No longer can we simply teach math procedurally. Students cannot build a solid number sense without thinking through an argument and articulating their mathematical conjectures. But how do teachers effectively support students in this process? This cannot be answered by purchasing the best textbook or investing in the latest technology. Teachers must engage their students in mathematical justifications; both written and oral. This blog post is devoted to mathematical discourse and argument.
Let’s begin at the high school level. Common Core Standard #3 for Mathematical Practice asks students to construct viable arguments and critique the reasoning of others. PBS' Making the Case includes 13 video clips that all address this very mathematical practice. Videos range from full class mathematical debates to structured group work discussions.
Being able to defend one’s reasoning is a skill that must be practiced on paper as well. Jawad Brown, a local 7th grade math teacher, highlights specific strategies that he uses to help develop students’ mathematical writing. The Evolution of Writing in a Math Classroom gives multiple examples of student work as well as varied approaches to teaching written justification.
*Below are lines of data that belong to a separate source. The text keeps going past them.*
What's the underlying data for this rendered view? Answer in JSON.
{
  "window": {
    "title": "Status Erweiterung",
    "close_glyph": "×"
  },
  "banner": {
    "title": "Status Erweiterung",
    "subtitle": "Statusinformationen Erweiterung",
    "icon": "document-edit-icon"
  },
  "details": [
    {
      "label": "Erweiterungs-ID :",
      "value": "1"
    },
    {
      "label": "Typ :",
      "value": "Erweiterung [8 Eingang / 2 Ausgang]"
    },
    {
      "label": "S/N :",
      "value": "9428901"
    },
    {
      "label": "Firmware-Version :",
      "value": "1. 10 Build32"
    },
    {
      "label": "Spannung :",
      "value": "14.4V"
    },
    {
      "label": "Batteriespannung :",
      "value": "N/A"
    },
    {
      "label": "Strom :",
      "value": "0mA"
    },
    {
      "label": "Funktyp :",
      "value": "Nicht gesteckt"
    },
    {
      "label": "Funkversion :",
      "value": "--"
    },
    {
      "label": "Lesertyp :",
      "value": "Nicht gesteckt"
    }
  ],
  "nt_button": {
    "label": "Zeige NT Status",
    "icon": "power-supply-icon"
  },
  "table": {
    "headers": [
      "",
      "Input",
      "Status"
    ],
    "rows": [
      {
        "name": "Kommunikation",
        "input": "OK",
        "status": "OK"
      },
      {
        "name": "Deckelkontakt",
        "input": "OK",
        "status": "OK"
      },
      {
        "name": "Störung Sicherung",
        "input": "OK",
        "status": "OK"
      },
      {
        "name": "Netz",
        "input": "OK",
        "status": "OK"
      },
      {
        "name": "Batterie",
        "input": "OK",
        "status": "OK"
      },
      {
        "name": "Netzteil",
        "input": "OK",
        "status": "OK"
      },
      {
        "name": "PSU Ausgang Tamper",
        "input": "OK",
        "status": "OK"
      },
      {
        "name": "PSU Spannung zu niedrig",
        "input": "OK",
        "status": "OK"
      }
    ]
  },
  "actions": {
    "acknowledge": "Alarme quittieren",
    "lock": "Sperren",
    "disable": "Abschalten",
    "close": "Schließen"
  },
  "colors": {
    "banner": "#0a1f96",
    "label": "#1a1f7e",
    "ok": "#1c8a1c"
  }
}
Last but not least, we must address how argumentation can positively occur in the elementary math classroom. One of the best resources that I have come across since I began as the Regional Math Lead is Number Talks. The Facilitator's Guide and DVD include multiple discussion questions, strategies and video clips. It is absolutely amazing to see what mathematical discourse and critique can look like in the elementary classroom.